long-term, irreversible nutritional damage, especially among children. There is a global interest
in preventing the recurrence of such events and in policies for food security. In this presentation,
the following actions to re-prioritize agriculture are proposed:
(a) Global collective actions to avoid extreme price spikes and to ensure that the world can
respond to emergency needs for food. One significant contributor to the food price crisis was
significant financial resources entering the futures markets, including food commodities markets,
leading to a price spike during the first six months of 2008. This episode shows that the
international financial architecture needs to be modified to address the problem of price spikes
but especially of its effects on livelihood of the poor. Two global collective actions to meet this
goal are proposed: First, a small physical food reserve should be established to facilitate a
smooth response to food emergencies; and second, a new international coordinated global food
reserve should be established to minimize the risk of individual countries trying to achieve grain
self-sufficiency by rebuilding their own public reserves which could result in a very inefficient
global production system, a large total global reserve, and a very thin global grain market.
(b) Importance of reducing trade barriers and moving ahead the Doha Round. While some
progress has been made in reducing trade-distorting policies, many remain, and poor countries
cannot match them. The new food situation is changing trade regimes in many countries and
this will inevitably have important implications for the current Doha Round negotiations, which
should be completed given that it is essential to assure food security.
(c) Scaling up investments and prioritizing them. There is a clear need to scale up investments
for sustained agricultural growth. The transition to long term viable investments particularly in
support of market access, in agricultural science and technology is urgently needed to transform
the crisis into opportunities and to build resilience for food crises in the future. Two instruments
appear critical to break this deadlock for the smallholders: one is physical infrastructure ?such
as roads, electricity, potable water and drainage, water for irrigation and telecommunications -
that connects smallholders to markets; and the other is the role of accompanying institutions -
such as land titling on the enforcement of property rights; credit markets; and contract farming; vertically integrated schemes; market information systems; commercial rules and laws;
commodity exchanges; warehouse receipt systems; and producer and trader associations on
economic coordination - that can reduce the marketing risk and transaction costs in the process
of exchange between producers and consumers. These investments not only have high returns in
terms of agricultural growth, but also large poverty reduction impact in both rural and urban
areas through increased production and employment, and lower food prices. Although its
prioritization requires that three dimensions in its analysis in linking smallholders to markets be
included: the heterogeneity of small farmers and therefore their specific infrastructure and
institutional bottlenecks in connecting to markets, the complementarities of investment in rural
institutions and infrastructure (capital intensive and post-harvest technologies) may have in
market development and in reducing poverty and the level of market accessibility.

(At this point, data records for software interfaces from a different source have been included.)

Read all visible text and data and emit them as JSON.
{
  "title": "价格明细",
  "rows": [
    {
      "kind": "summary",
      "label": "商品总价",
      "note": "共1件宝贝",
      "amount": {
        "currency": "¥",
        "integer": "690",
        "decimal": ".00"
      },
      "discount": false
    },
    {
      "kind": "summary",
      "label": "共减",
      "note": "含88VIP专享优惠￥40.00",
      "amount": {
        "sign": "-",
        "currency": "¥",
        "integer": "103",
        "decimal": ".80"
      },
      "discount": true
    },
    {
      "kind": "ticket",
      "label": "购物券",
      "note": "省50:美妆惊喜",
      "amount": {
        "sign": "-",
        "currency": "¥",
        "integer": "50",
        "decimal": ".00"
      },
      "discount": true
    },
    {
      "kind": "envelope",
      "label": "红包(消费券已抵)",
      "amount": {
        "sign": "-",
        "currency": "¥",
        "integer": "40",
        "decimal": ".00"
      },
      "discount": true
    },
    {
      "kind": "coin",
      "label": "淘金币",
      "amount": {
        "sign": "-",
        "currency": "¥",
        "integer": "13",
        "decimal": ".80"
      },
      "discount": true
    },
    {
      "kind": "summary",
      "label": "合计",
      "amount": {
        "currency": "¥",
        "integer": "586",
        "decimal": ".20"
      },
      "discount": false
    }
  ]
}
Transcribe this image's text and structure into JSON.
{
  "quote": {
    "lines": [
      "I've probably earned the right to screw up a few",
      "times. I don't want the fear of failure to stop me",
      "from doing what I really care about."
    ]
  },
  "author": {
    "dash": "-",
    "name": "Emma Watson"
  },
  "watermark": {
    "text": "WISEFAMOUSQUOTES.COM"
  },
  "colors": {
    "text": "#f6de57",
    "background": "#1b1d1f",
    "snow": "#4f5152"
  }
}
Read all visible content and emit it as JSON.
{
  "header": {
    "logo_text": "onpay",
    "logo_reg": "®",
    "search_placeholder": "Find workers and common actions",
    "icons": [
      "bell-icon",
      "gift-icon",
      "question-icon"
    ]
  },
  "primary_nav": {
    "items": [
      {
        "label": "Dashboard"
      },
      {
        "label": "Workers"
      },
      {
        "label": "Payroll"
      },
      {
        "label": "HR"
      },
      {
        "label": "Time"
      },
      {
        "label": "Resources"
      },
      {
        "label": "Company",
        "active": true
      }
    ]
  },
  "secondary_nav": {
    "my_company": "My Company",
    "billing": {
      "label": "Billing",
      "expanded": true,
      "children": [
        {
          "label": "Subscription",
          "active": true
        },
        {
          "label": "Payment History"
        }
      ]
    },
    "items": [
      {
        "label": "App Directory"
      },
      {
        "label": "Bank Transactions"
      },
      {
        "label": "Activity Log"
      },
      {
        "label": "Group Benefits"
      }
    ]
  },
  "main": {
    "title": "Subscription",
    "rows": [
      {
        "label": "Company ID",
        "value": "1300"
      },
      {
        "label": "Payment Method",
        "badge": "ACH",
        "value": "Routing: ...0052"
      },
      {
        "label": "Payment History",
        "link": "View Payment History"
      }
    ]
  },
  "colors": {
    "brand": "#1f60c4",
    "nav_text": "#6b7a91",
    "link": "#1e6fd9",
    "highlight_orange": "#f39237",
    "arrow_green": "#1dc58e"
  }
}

Date of issued2009-11-04
CreatorMaximo Torero
Subject

Institutions

infrastructure

reserves

price spikes and volatility

PublisherJapan International Research Center for Agricultural Sciences
Dates2009-11-04
Issue2009
spage15
epage23
RightsJapan International Research Center for Agricultural Sciences
Languageeng